**INPUT:**
%%
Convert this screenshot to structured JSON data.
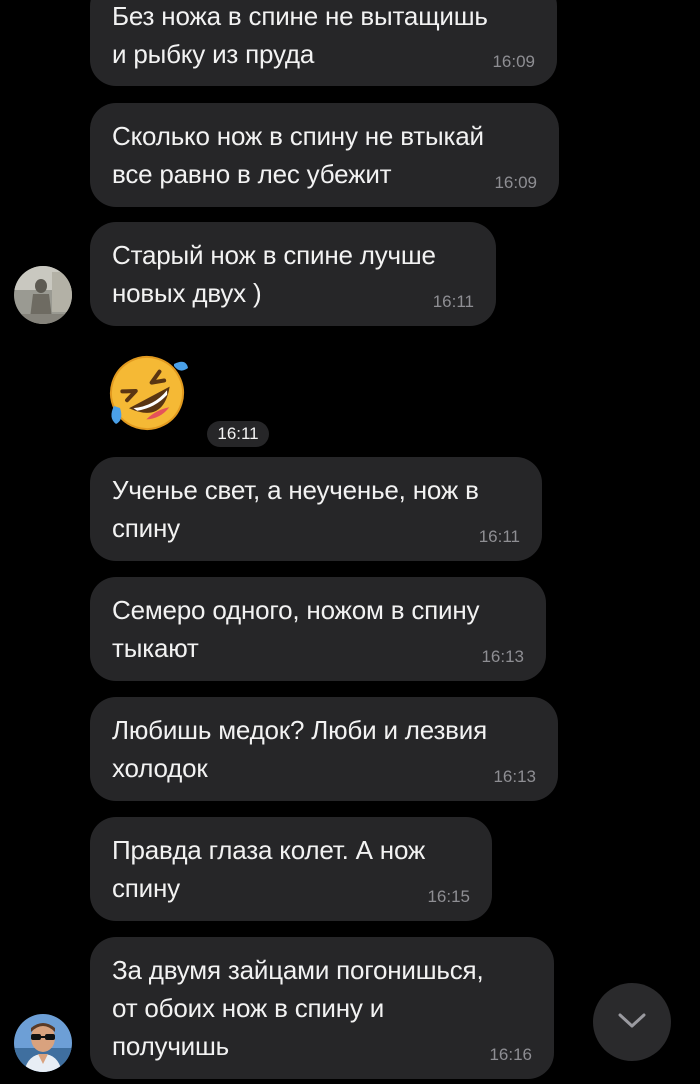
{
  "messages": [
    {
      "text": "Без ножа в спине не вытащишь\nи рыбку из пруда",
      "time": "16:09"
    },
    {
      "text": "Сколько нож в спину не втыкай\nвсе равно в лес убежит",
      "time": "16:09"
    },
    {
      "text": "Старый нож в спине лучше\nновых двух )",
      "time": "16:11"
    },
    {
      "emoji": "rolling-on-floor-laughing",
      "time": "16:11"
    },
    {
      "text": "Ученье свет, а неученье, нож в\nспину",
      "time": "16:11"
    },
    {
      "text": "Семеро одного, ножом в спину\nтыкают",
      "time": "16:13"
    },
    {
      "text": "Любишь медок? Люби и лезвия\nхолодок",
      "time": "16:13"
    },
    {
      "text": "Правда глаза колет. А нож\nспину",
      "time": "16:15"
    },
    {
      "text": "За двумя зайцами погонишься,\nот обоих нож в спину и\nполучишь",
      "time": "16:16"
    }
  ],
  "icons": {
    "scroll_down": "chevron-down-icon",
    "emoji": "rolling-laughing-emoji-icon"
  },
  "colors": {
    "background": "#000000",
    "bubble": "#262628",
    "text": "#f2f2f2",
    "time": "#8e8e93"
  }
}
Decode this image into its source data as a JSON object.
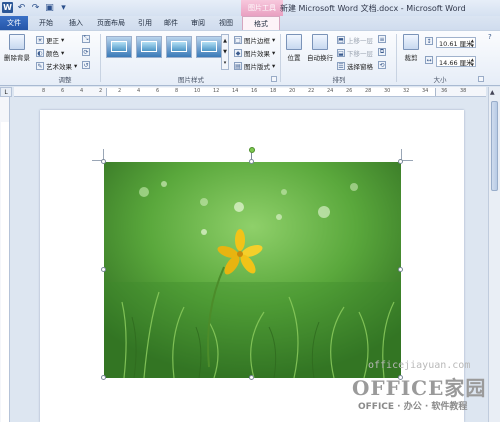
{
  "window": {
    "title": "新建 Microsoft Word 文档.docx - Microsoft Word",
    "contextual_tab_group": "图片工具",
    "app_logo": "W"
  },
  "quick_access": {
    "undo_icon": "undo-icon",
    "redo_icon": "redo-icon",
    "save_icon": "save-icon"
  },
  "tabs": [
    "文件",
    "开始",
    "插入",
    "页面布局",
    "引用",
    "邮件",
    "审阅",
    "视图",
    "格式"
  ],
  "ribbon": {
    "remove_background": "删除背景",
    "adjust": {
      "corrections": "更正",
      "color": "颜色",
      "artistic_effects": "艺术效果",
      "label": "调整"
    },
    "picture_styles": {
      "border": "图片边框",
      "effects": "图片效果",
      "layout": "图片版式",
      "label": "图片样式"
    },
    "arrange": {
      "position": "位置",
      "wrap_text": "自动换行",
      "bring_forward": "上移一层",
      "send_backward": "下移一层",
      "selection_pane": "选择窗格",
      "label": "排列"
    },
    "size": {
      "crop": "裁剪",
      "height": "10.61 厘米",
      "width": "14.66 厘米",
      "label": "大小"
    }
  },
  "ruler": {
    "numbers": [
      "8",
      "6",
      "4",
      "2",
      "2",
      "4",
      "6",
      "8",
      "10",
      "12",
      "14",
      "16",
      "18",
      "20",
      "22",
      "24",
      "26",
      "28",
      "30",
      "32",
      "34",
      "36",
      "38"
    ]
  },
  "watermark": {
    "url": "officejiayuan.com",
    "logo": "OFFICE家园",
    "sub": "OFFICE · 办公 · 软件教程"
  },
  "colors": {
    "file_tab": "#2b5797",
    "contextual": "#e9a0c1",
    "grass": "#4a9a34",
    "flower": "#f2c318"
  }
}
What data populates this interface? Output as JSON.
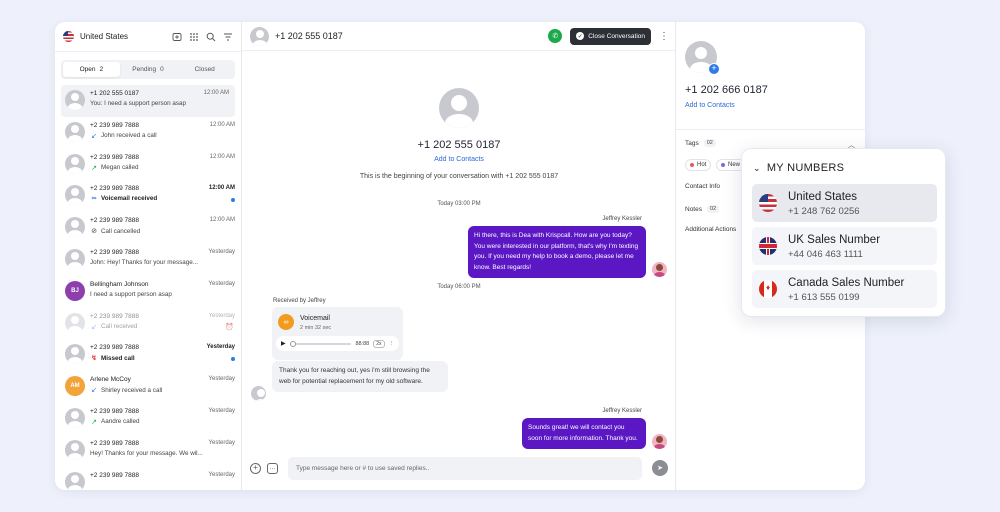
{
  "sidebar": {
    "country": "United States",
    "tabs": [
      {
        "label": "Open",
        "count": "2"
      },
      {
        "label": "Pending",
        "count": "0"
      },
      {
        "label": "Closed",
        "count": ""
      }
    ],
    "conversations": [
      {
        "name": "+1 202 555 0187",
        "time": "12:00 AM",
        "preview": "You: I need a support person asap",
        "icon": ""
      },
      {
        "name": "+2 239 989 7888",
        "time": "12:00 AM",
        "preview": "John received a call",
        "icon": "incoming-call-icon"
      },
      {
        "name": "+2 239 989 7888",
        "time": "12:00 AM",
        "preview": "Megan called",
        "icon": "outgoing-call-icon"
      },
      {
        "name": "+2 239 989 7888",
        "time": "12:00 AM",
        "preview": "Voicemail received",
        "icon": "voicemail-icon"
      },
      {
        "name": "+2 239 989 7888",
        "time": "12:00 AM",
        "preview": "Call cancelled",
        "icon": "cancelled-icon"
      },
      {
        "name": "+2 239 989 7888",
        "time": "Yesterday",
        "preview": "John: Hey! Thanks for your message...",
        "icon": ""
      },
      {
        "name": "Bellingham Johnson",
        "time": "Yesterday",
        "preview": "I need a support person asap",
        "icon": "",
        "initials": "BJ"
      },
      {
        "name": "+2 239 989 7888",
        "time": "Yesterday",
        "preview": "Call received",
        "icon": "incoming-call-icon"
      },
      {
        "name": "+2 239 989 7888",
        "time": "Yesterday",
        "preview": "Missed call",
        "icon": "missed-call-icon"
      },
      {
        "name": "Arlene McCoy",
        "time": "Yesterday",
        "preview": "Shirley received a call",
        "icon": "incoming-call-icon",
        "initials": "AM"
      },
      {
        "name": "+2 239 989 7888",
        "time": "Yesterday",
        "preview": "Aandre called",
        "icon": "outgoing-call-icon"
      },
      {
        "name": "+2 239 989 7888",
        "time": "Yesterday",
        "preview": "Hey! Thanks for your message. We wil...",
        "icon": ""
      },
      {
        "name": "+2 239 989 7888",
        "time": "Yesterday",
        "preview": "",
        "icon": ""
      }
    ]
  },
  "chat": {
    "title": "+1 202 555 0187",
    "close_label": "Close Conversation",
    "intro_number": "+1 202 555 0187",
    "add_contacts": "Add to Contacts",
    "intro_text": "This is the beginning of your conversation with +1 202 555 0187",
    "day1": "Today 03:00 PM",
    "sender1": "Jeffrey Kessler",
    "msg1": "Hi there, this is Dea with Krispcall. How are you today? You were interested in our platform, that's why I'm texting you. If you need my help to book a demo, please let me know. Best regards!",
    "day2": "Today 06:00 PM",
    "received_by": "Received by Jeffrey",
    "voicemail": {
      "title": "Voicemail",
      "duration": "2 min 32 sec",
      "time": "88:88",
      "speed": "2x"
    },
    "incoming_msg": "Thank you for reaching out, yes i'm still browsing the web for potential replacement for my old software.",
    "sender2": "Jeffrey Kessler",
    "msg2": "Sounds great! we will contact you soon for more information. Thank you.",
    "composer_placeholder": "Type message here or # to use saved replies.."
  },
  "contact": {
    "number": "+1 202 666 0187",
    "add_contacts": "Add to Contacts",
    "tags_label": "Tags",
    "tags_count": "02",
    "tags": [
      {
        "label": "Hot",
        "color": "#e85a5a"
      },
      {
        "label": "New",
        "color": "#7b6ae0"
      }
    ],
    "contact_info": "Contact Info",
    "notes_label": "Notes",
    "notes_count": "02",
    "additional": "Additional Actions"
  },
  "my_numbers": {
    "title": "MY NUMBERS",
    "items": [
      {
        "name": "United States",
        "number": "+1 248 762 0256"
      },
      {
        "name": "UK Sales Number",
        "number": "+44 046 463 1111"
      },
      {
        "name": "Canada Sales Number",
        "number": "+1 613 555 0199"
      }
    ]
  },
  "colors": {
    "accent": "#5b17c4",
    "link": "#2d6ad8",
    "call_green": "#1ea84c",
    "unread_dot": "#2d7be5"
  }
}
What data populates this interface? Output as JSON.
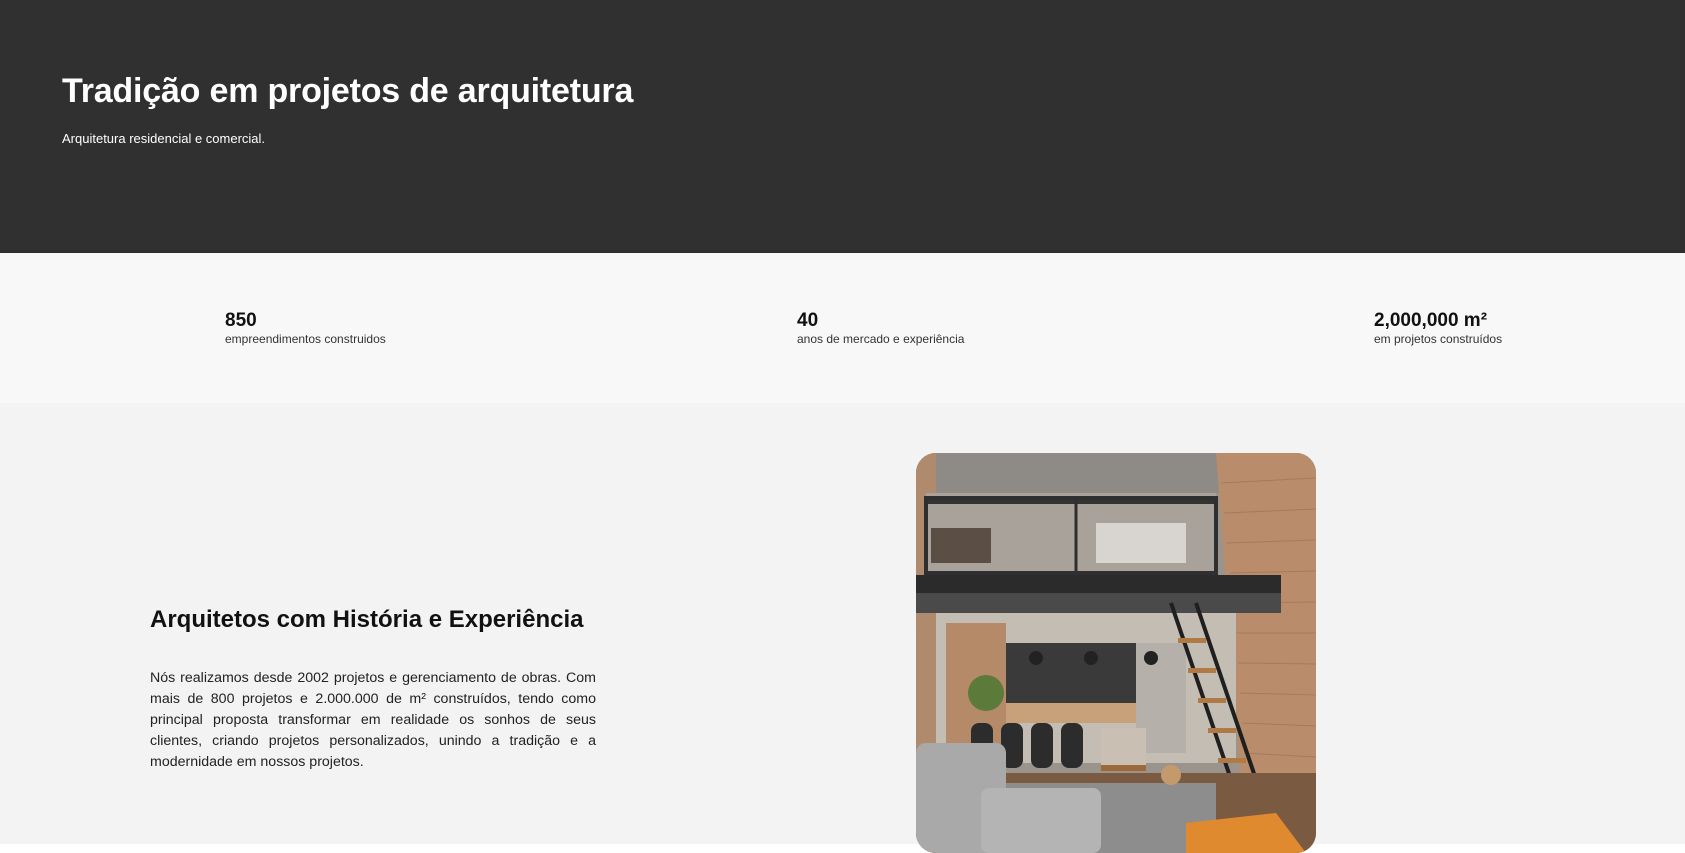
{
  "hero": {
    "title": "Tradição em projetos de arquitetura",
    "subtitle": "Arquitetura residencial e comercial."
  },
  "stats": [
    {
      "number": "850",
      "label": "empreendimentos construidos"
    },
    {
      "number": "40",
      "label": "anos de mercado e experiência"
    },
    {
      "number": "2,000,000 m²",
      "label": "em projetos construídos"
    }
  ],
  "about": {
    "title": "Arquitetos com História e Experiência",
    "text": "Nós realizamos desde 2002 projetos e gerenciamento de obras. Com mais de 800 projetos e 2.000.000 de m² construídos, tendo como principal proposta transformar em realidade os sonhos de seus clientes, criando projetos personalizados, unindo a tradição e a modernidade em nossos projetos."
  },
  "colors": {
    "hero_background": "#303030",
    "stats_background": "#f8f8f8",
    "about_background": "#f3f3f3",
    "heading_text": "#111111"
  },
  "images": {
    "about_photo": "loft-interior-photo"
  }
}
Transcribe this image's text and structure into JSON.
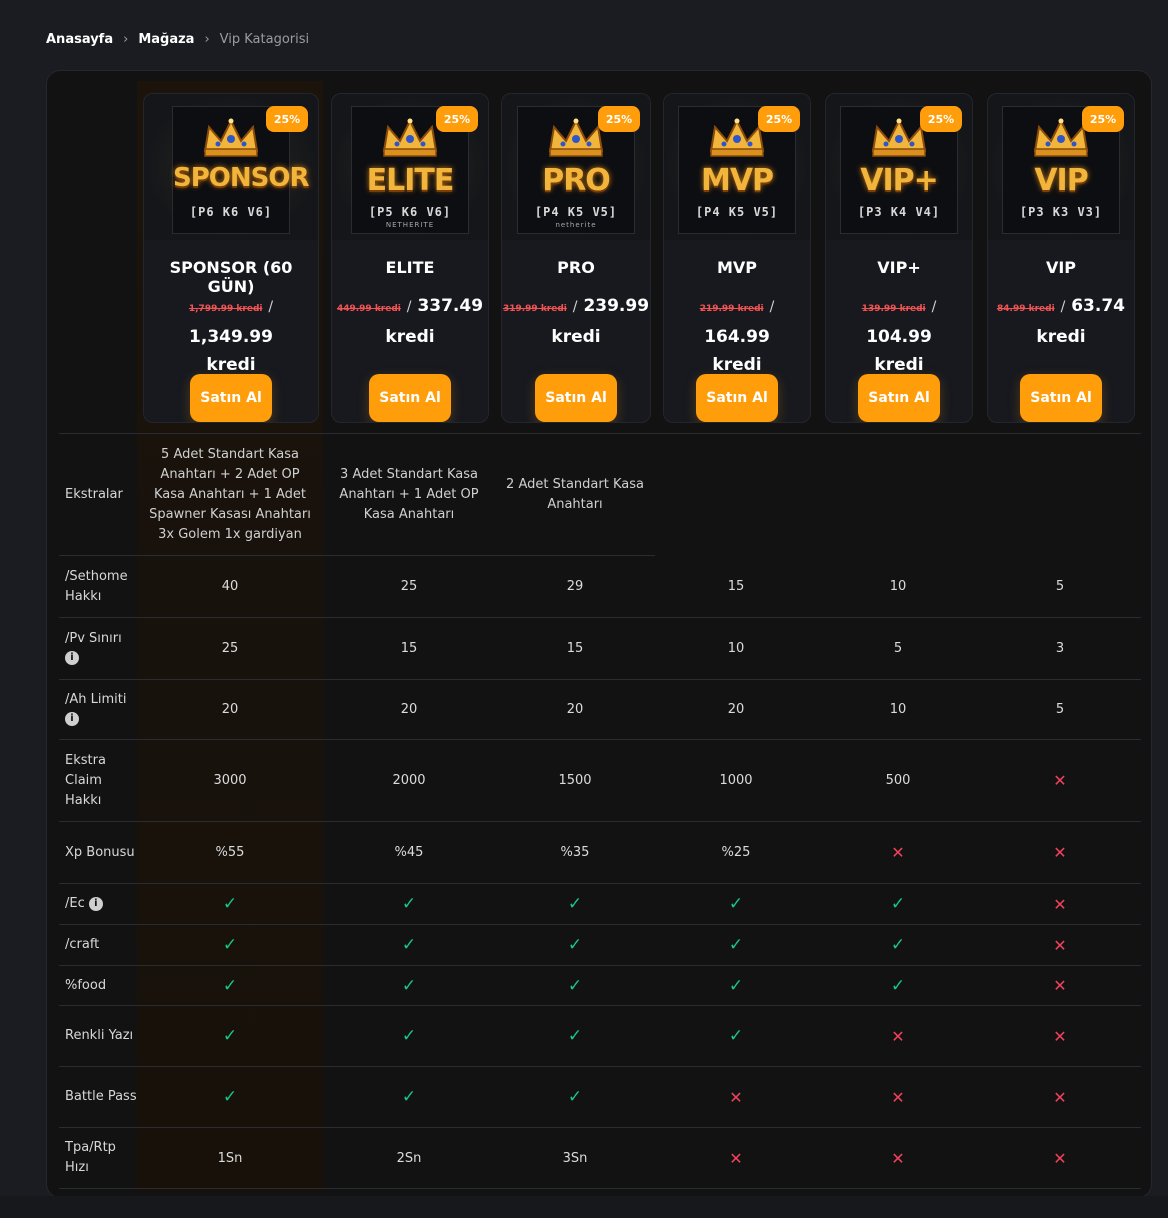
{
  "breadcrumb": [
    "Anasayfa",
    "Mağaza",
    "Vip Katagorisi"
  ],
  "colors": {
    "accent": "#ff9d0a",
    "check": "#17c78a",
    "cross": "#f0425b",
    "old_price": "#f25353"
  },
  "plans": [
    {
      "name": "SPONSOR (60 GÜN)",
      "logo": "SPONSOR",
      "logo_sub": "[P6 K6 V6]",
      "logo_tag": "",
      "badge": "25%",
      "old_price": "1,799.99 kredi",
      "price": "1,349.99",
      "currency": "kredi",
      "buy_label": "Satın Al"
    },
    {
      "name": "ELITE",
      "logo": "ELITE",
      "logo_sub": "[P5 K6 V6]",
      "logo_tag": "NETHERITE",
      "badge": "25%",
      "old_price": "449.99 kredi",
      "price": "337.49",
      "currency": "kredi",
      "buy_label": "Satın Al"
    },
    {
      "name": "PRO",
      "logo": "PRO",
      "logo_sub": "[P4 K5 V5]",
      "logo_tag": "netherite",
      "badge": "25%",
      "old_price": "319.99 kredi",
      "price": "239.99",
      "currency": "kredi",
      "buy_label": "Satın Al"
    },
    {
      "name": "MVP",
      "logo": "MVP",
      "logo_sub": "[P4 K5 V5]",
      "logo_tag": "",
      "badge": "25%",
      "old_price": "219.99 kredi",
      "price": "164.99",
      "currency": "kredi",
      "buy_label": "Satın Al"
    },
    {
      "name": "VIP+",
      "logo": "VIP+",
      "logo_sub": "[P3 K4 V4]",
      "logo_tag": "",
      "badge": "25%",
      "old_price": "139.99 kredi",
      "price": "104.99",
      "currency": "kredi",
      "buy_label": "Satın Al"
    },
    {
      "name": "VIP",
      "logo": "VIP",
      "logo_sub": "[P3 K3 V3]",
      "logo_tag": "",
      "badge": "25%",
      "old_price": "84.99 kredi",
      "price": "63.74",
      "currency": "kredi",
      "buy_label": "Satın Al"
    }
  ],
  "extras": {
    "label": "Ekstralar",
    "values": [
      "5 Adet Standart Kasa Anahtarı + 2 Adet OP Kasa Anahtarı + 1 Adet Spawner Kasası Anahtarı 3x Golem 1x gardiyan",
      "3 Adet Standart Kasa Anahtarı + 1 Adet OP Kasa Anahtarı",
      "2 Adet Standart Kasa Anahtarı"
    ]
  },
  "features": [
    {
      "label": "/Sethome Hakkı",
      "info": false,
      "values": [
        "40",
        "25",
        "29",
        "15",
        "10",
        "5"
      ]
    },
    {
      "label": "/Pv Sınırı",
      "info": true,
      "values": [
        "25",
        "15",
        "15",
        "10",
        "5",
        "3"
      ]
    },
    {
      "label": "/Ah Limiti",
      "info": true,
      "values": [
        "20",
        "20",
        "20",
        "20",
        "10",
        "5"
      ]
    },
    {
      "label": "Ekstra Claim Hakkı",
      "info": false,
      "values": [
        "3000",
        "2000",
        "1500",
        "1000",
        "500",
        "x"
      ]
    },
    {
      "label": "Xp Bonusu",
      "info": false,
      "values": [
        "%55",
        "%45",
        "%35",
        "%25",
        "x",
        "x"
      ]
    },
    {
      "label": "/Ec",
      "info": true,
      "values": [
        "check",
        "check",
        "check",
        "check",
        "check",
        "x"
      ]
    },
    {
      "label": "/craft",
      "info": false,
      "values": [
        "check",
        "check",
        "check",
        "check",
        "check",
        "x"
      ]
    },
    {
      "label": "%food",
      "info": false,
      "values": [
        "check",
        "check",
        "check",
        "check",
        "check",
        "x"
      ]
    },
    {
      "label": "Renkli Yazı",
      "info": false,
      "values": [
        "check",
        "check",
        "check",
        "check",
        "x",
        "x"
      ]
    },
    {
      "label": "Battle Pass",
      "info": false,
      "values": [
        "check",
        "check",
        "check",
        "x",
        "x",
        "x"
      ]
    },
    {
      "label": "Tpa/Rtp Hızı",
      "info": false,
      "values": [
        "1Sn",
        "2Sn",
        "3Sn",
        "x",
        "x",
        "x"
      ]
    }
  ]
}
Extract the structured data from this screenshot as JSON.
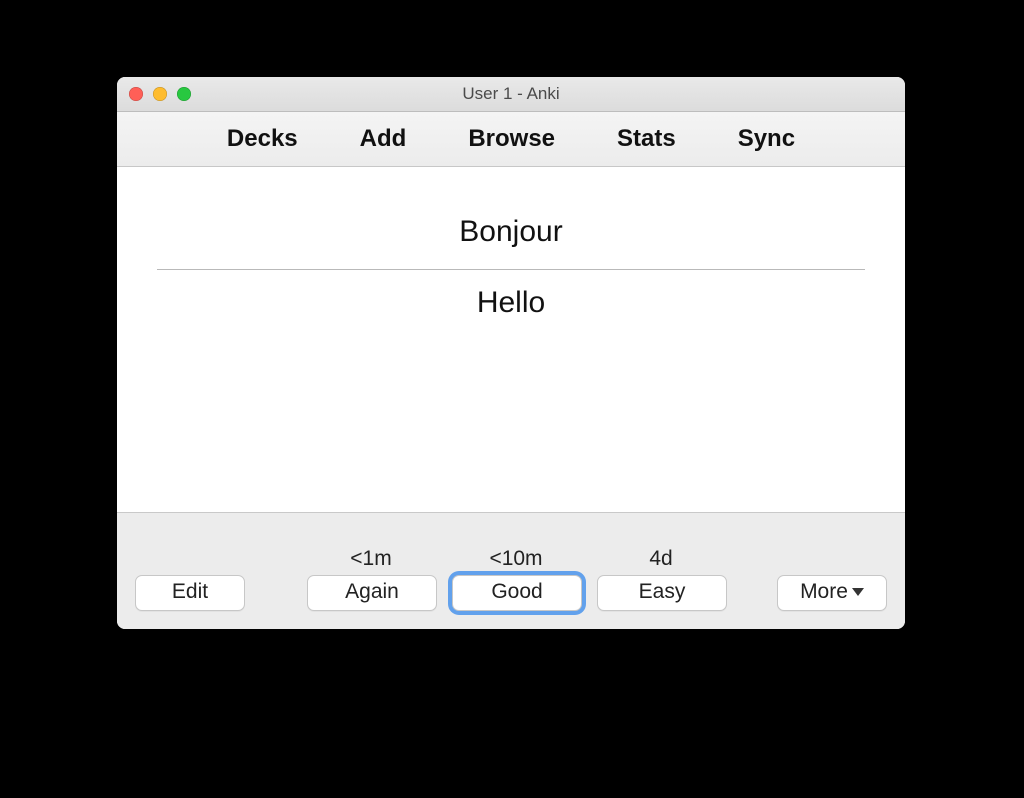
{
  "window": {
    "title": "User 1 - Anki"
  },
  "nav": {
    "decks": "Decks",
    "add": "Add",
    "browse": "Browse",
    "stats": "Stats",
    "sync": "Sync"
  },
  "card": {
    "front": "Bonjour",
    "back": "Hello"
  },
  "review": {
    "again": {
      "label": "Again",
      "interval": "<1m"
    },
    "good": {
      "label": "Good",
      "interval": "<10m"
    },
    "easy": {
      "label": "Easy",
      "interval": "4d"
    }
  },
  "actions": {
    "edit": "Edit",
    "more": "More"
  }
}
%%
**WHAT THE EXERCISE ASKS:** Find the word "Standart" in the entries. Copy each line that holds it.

**EXERCISE RESPONSE:**
      "5 Adet Standart Kasa Anahtarı + 2 Adet OP Kasa Anahtarı + 1 Adet Spawner Kasası Anahtarı 3x Golem 1x gardiyan",
      "3 Adet Standart Kasa Anahtarı + 1 Adet OP Kasa Anahtarı",
      "2 Adet Standart Kasa Anahtarı"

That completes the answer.